ACES hosts USAID Counselor and delegation

Counselor White speaks to students in the ACES Library.

Students from the College of Agricultural, Consumer and Environmental Sciences (ACES) and across campus embraced the opportunity to interact with the highest-ranking career Foreign Service Officer at the United States Agency for International Development (USAID) during several meetings arranged by the Office of International Programs.

USAID Counselor Clinton D. White, along with a delegation of five colleagues, visited campus in October to meet with students and faculty and to present the annual ACES Distinguished International Lecture.  

Counselor White leads USAID initiatives on adapting policy to suit country-specific contexts, sets the agenda for mission directors overseas, and is responsible for all civil service and foreign service national employees at USAID. He has more than 20 years of experience in the public sector and is a member of the Senior Foreign Service. Read his full bio here. 

“Our students showed up in large numbers to ask about how to work for USAID and also about U.S. policies in certain countries. Counselor White and his colleagues were extremely forthcoming with information and advice. Connections were made; a meeting like this can change the trajectory of interests and careers,” said Lauren Karplus, assistant director for ACES International. 
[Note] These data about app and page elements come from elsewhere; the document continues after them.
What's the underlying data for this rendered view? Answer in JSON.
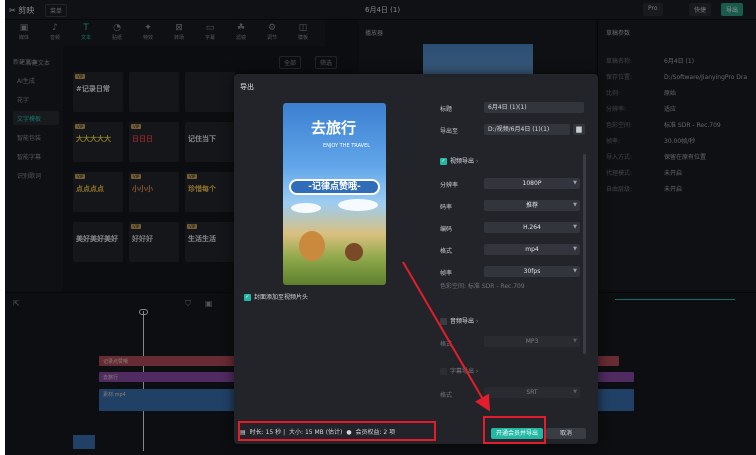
{
  "app": {
    "logo": "剪映",
    "menu_label": "菜单",
    "project_title": "6月4日 (1)",
    "pro_label": "Pro",
    "shortcut_label": "快捷",
    "export_label": "导出"
  },
  "media_tabs": [
    {
      "icon": "▣",
      "label": "媒体",
      "icon_name": "media-icon"
    },
    {
      "icon": "♪",
      "label": "音频",
      "icon_name": "audio-icon"
    },
    {
      "icon": "T",
      "label": "文本",
      "icon_name": "text-icon"
    },
    {
      "icon": "◔",
      "label": "贴纸",
      "icon_name": "sticker-icon"
    },
    {
      "icon": "✦",
      "label": "特效",
      "icon_name": "effect-icon"
    },
    {
      "icon": "⊠",
      "label": "转场",
      "icon_name": "transition-icon"
    },
    {
      "icon": "▭",
      "label": "字幕",
      "icon_name": "caption-icon"
    },
    {
      "icon": "☘",
      "label": "滤镜",
      "icon_name": "filter-icon"
    },
    {
      "icon": "⚙",
      "label": "调节",
      "icon_name": "adjust-icon"
    },
    {
      "icon": "◫",
      "label": "模板",
      "icon_name": "template-icon"
    }
  ],
  "categories": [
    "新建文本",
    "AI生成",
    "花字",
    "文字模板",
    "智能包装",
    "智能字幕",
    "识别歌词"
  ],
  "asset_panel": {
    "search": "< 新建文本",
    "filter_all": "全部",
    "filter_label": "筛选"
  },
  "assets": [
    {
      "text": "#记录日常",
      "color": "#e8eaee",
      "vip": "VIP"
    },
    {
      "text": "",
      "color": "#e8eaee",
      "vip": ""
    },
    {
      "text": "",
      "color": "#e8eaee",
      "vip": ""
    },
    {
      "text": "大大大大大",
      "color": "#f0d24a",
      "vip": "VIP"
    },
    {
      "text": "日日日",
      "color": "#f0424a",
      "vip": "VIP"
    },
    {
      "text": "记住当下",
      "color": "#e8eaee",
      "vip": ""
    },
    {
      "text": "点点点点",
      "color": "#f0c24a",
      "vip": "VIP"
    },
    {
      "text": "小小小",
      "color": "#f0904a",
      "vip": "VIP"
    },
    {
      "text": "珍惜每个",
      "color": "#f0c24a",
      "vip": "VIP"
    },
    {
      "text": "美好美好美好",
      "color": "#e8eaee",
      "vip": ""
    },
    {
      "text": "好好好",
      "color": "#d8d8d8",
      "vip": "VIP"
    },
    {
      "text": "生活生活",
      "color": "#e8eaee",
      "vip": "VIP"
    }
  ],
  "player": {
    "title": "播放器"
  },
  "props": {
    "title": "草稿参数",
    "rows": [
      {
        "k": "草稿名称:",
        "v": "6月4日 (1)"
      },
      {
        "k": "保存位置:",
        "v": "D:/Software/JianyingPro Dra"
      },
      {
        "k": "比例:",
        "v": "原始"
      },
      {
        "k": "分辨率:",
        "v": "适应"
      },
      {
        "k": "色彩空间:",
        "v": "标准 SDR - Rec.709"
      },
      {
        "k": "帧率:",
        "v": "30.00帧/秒"
      },
      {
        "k": "导入方式:",
        "v": "保留在原有位置"
      },
      {
        "k": "代理模式:",
        "v": "未开启"
      },
      {
        "k": "自由层级:",
        "v": "未开启"
      }
    ]
  },
  "timeline": {
    "tracks": [
      {
        "label": "记录点赞哦",
        "color": "#b24a58"
      },
      {
        "label": "去旅行",
        "color": "#8a4aa8"
      },
      {
        "label": "素材.mp4",
        "color": "#3a6fb0"
      }
    ]
  },
  "dialog": {
    "title": "导出",
    "cover": {
      "title_text": "去旅行",
      "subtitle_text": "ENJOY THE TRAVEL",
      "banner_text": "-记律点赞哦-"
    },
    "cover_checkbox_label": "封面添加至视频片头",
    "fields": {
      "name_label": "标题",
      "name_value": "6月4日 (1)(1)",
      "path_label": "导出至",
      "path_value": "D:/视频/6月4日 (1)(1)"
    },
    "video_section": "视频导出",
    "video_rows": [
      {
        "label": "分辨率",
        "value": "1080P"
      },
      {
        "label": "码率",
        "value": "推荐"
      },
      {
        "label": "编码",
        "value": "H.264"
      },
      {
        "label": "格式",
        "value": "mp4"
      },
      {
        "label": "帧率",
        "value": "30fps"
      }
    ],
    "color_space": "色彩空间: 标准 SDR - Rec.709",
    "audio_section": "音频导出",
    "audio_rows": [
      {
        "label": "格式",
        "value": "MP3"
      }
    ],
    "caption_section": "字幕导出",
    "caption_rows": [
      {
        "label": "格式",
        "value": "SRT"
      }
    ],
    "footer": {
      "duration": "时长: 15 秒",
      "size": "大小: 15 MB (估计)",
      "vip": "会员权益: 2 项"
    },
    "btn_export": "开通会员并导出",
    "btn_cancel": "取消"
  },
  "colors": {
    "accent": "#23b8a4",
    "annotation": "#e31d2b",
    "dialog_bg": "#232429"
  }
}
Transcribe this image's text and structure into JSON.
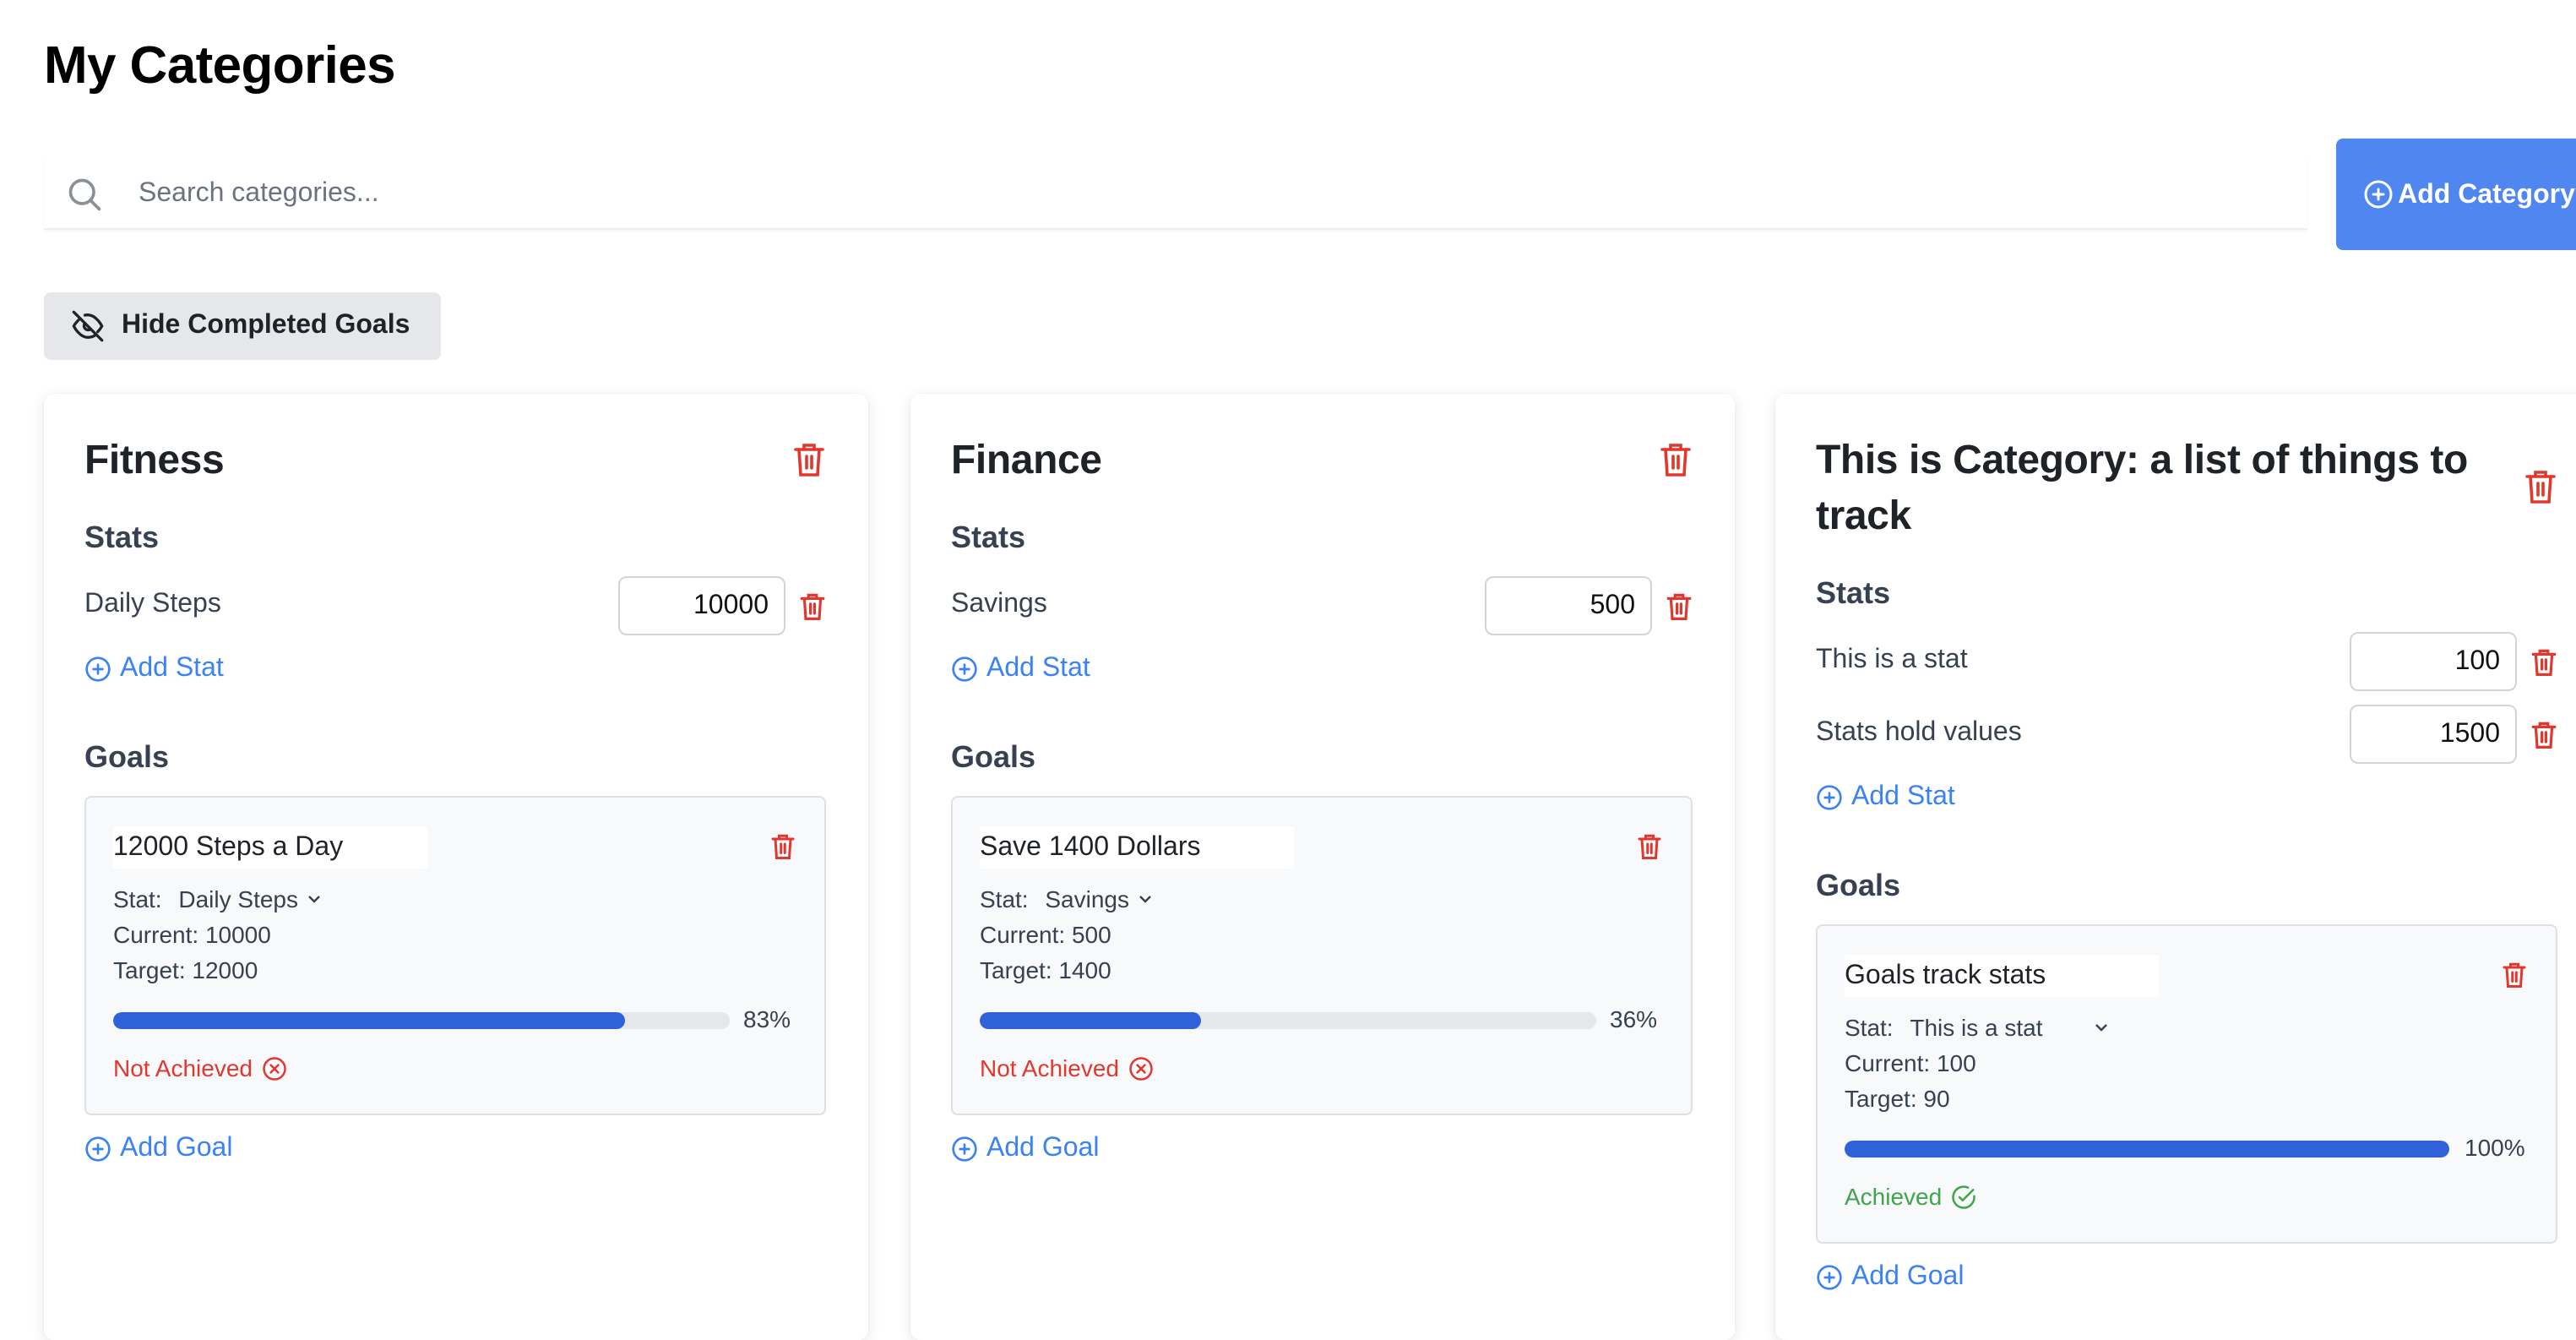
{
  "page": {
    "title": "My Categories"
  },
  "search": {
    "placeholder": "Search categories..."
  },
  "toolbar": {
    "add_category_label": "Add Category",
    "hide_completed_label": "Hide Completed Goals"
  },
  "labels": {
    "stats": "Stats",
    "goals": "Goals",
    "add_stat": "Add Stat",
    "add_goal": "Add Goal",
    "stat_prefix": "Stat:",
    "current_prefix": "Current:",
    "target_prefix": "Target:"
  },
  "colors": {
    "accent": "#4f86f0",
    "link": "#3b82f6",
    "danger": "#e0382f",
    "success": "#3fa54a",
    "progress": "#2f62d8"
  },
  "categories": [
    {
      "name": "Fitness",
      "stats": [
        {
          "name": "Daily Steps",
          "value": "10000"
        }
      ],
      "goals": [
        {
          "title": "12000 Steps a Day",
          "stat": "Daily Steps",
          "current": "10000",
          "target": "12000",
          "progress": 83,
          "progress_label": "83%",
          "status": "Not Achieved"
        }
      ]
    },
    {
      "name": "Finance",
      "stats": [
        {
          "name": "Savings",
          "value": "500"
        }
      ],
      "goals": [
        {
          "title": "Save 1400 Dollars",
          "stat": "Savings",
          "current": "500",
          "target": "1400",
          "progress": 36,
          "progress_label": "36%",
          "status": "Not Achieved"
        }
      ]
    },
    {
      "name": "This is Category: a list of things to track",
      "stats": [
        {
          "name": "This is a stat",
          "value": "100"
        },
        {
          "name": "Stats hold values",
          "value": "1500"
        }
      ],
      "goals": [
        {
          "title": "Goals track stats",
          "stat": "This is a stat",
          "current": "100",
          "target": "90",
          "progress": 100,
          "progress_label": "100%",
          "status": "Achieved"
        }
      ]
    }
  ]
}
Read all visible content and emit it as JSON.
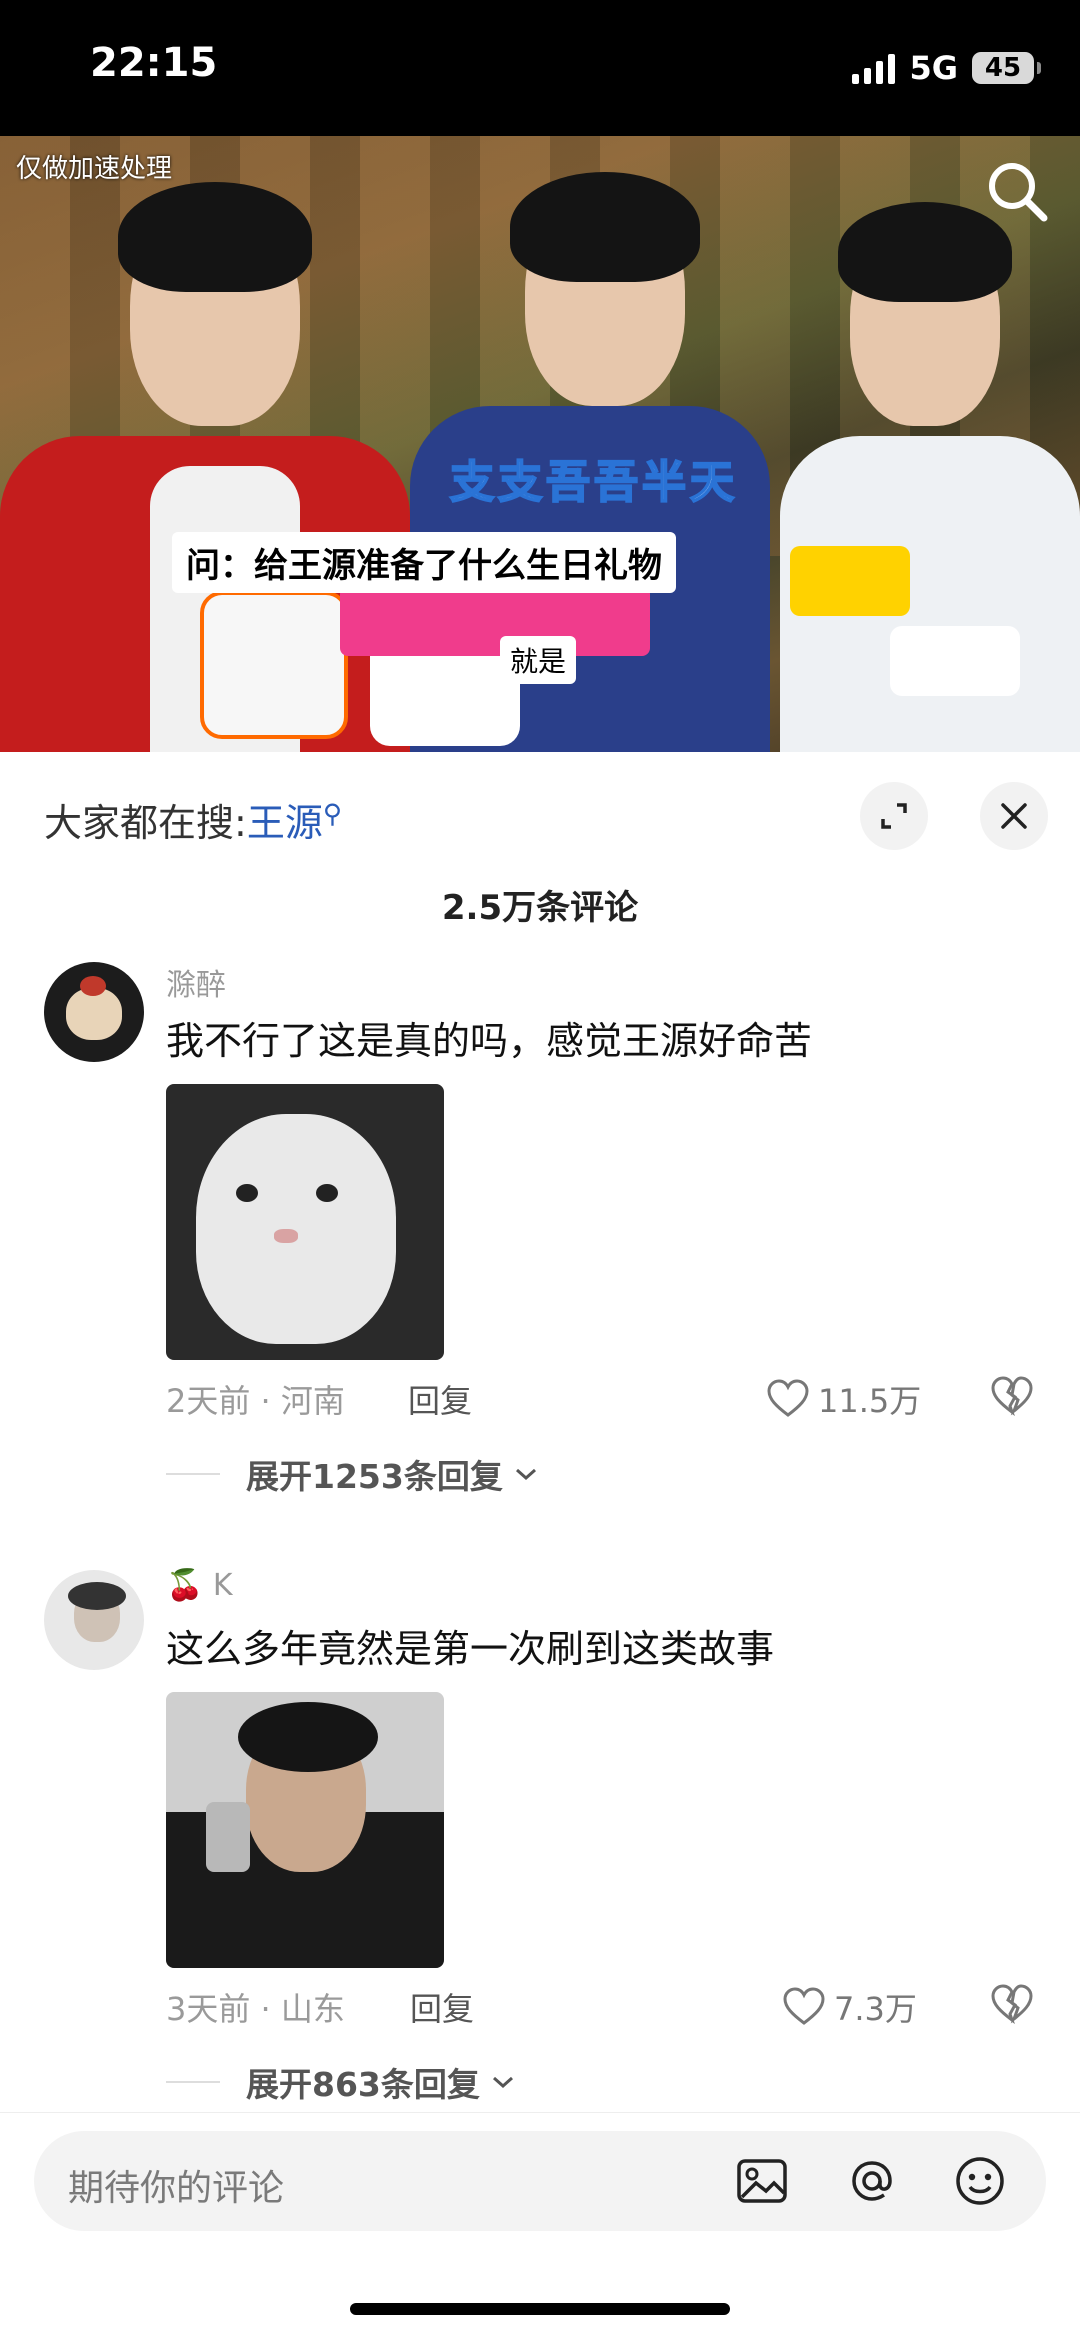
{
  "status_bar": {
    "time": "22:15",
    "network": "5G",
    "battery": "45"
  },
  "video": {
    "watermark": "仅做加速处理",
    "subtitle_top": "支支吾吾半天",
    "subtitle_question": "问：给王源准备了什么生日礼物",
    "subtitle_answer": "就是"
  },
  "sheet": {
    "trending_prefix": "大家都在搜:",
    "trending_keyword": "王源",
    "comment_count": "2.5万条评论"
  },
  "comments": [
    {
      "user": "滁醉",
      "text": "我不行了这是真的吗，感觉王源好命苦",
      "meta": "2天前 · 河南",
      "reply": "回复",
      "likes": "11.5万",
      "expand": "展开1253条回复"
    },
    {
      "user": "K",
      "user_emoji": "🍒",
      "text": "这么多年竟然是第一次刷到这类故事",
      "meta": "3天前 · 山东",
      "reply": "回复",
      "likes": "7.3万",
      "expand": "展开863条回复"
    }
  ],
  "input": {
    "placeholder": "期待你的评论"
  },
  "icons": {
    "search": "search-icon",
    "expand": "expand-icon",
    "close": "close-icon",
    "like": "heart-icon",
    "dislike": "broken-heart-icon",
    "image": "image-icon",
    "mention": "at-icon",
    "emoji": "emoji-icon"
  }
}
The USAID delegation also met with the ACES-based Feed the Future Innovation Lab for Soybean Value Chain Research and ACES faculty who work with USAID and/or international development.

“Counselor White holds a critical position integrating USAID’s local presence through missions and foreign service officers into the larger operations at USAID. As such his office was eager to learn about the Soybean Innovation Lab’s (SIL’s) unique and successful research for development model. USAID is now scaling SIL’s demand-driven model to the larger community of Innovation Labs, so that USAID centrally funded research and land grant university researchers can more directly and efficiently address the needs of missions and the foreign service officers operating on the front lines,” noted Pete Goldsmith, Principal Investigator for the Soybean Innovation Lab and ACES professor in agricultural and consumer economics (ACE).

At the ACES International Distinguished Lecture, Associate Chancellor and Vice Provost for Global Affairs and Strategies Reitumetse Obakeng Mabokela welcomed and introduced Counselor White, and Alex Winter-Nelson, ACES interim associate dean for research, moderated a panel discussion and question-and-answer session.   

Counselor White stressed the important mission of USAID “to promote peace, stability, and poverty reduction by fostering economic growth, supporting environmental and agricultural growth and sustainability, protecting human health, increasing access to high-quality education, and providing emergency humanitarian assistance while promoting democracy. Who we partner with towards these goals is crucial to our success.”

White complimented the impactful work of Illinois-based projects such as the Soybean Innovation Lab “to end global hunger, one of the biggest challenges we face today. It’s important for us to come here [to Illinois] to learn more so we can tell your story in Washington and at missions around the world.”

Many of the students wanted to know how to stand out as a candidate when seeking entry-level employment in foreign service or international development. The panel’s advice included:

  • Learn a foreign language
  • Familiarize yourself with different hiring mechanisms for USAID, including through contactors and implementing partners
  • Be flexible
  • Read the USAID international strategy and understand what the Foreign Service Act entails

Olivia O’Leary, a senior in ACE, and Kierstin Benson, a junior in ACE, were two of the students who took advantage of this special opportunity.

“The representatives from USAID gave a lot of valuable insight into their positions and duties. They were also so kind to personally provide potential opportunities and guidance to those in attendance who were interested in a similar career path,” said O’Leary.

 "The USAID visit provided me the opportunity to connect with individuals who are making lasting impacts on our global community. It also provided me with a lot of insight on the challenges that we face and the resilience that most people have when facing these challenges,” Benson said.

In addition to Counselor White, the USAID delegation included:

  • Paul Edwards, USAID Advisor to the Counselor
  • Hailu Wordofa, USAID, Agricultural Development Officer, Bureau for Resilience and Food Security
  • Daniele Nyirandutiye, USAID Uganda Deputy Mission Director
  • Amy Sink Davies, Director, Feed the Future Office of Policy, Analysis and Engagement, RFS